“But in your hearts set apart Christ as Lord. Always be prepared to give an answer to everyone who asks you to give a reason for the hope that you have. But do this with gentleness and respect.” 1 Peter 3:15, NIV

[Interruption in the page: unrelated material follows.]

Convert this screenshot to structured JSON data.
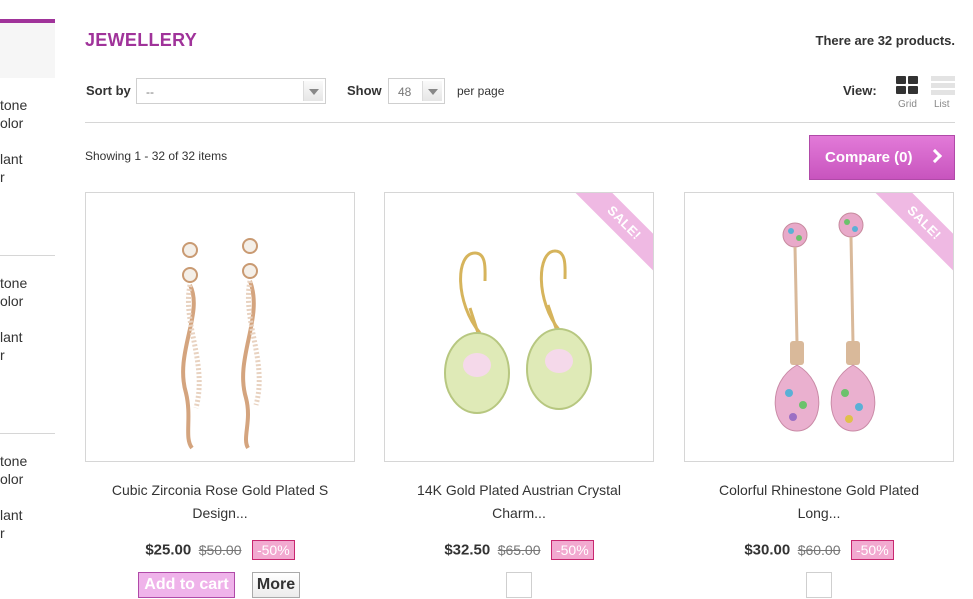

Have you ever taught a child to cast a fishing pole? It was such a blessing to help my seven-year-old daughter learn how to cast a line into a small pond yesterday. As I was helping her, I realized that a good cast feels as good as it looks. It’s fairly easy to explain how far to bend the pole back and how hard to flick it. The hardest part is how to teach them when to hit the trigger on the reel so that the hooked worm makes it from the shore to the water. I have found that the best way to teach a child how to fish is to demonstrate a cast once or twice, move far away, and then just watch them learn. What a joy it was to watch my daughter laugh as she learned to cast. My job was simply to enjoy the moment and encourage her to keep trying. Of course a good parent also remains just close enough to ensure that nobody gets hooked, and to remove the fish from the line if the worm ever makes it into the water. It’s amazing to watch how quickly a child learns. There is an unexplainable joy for both the child and the teacher when they finally get the perfect cast and when they catch their first fish.

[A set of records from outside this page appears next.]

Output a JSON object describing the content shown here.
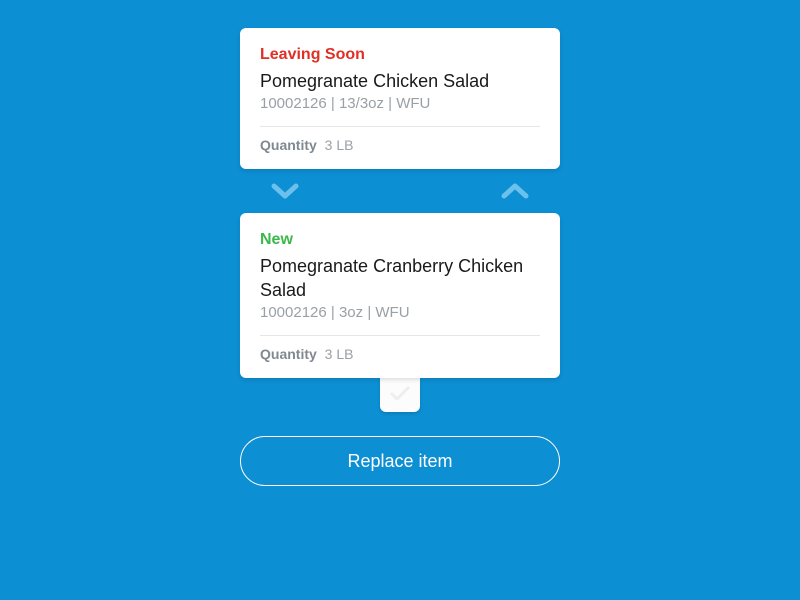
{
  "leaving": {
    "status": "Leaving Soon",
    "title": "Pomegranate Chicken Salad",
    "meta": "10002126 | 13/3oz | WFU",
    "qty_label": "Quantity",
    "qty_value": "3 LB"
  },
  "new_item": {
    "status": "New",
    "title": "Pomegranate Cranberry Chicken Salad",
    "meta": "10002126 | 3oz | WFU",
    "qty_label": "Quantity",
    "qty_value": "3 LB"
  },
  "button": {
    "replace": "Replace item"
  }
}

Have you ever wondered why Jesus chose a group of fisherman to become His first disciples? Peter, Andrew, James, and John were all commercial fisherman and they knew how to cast nets. Jesus recognized their passion for fishing and called them to “Come follow me, and I will make you fishers of men.” (Matthew 4:19, NIV) What was it about Jesus that caused these young men to temporarily leave the shore and follow Him into the cities and onto the water? How did Jesus teach them to fish for men for the first time? Did He demonstrate how to cast and then step back and watch them learn with a smile in His heart?

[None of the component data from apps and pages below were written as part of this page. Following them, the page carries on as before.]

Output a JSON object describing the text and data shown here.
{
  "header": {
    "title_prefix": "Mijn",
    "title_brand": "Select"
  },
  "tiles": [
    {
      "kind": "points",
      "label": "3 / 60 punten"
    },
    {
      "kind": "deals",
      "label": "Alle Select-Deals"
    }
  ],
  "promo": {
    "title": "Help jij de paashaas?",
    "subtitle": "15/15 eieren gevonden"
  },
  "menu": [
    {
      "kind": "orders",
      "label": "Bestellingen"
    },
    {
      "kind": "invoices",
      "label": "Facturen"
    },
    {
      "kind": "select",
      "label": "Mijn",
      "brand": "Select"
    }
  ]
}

Although I am a city slicker I have been privileged to catch a few big fish (no I don’t have pictures). I have also watched men and women change their hearts and make decisions to follow Jesus. There is an unexplainable joy in both of these experiences. The amazing part about learning how to fish for men is that we don’t have to worry about getting the perfect cast. Jesus stood on the shore and called to His disciples to “throw your net on the right side of the boat and you will find some (fish). When they did they were unable to haul the net in because of the large number of fish.” (John 21:6, NIV) Fishing for men is all about Jesus and not about us. Our job is to just hang out with our Master and to listen for His command to cast and collect. Are our lines and nets standing ready for Jesus’ command to cast them?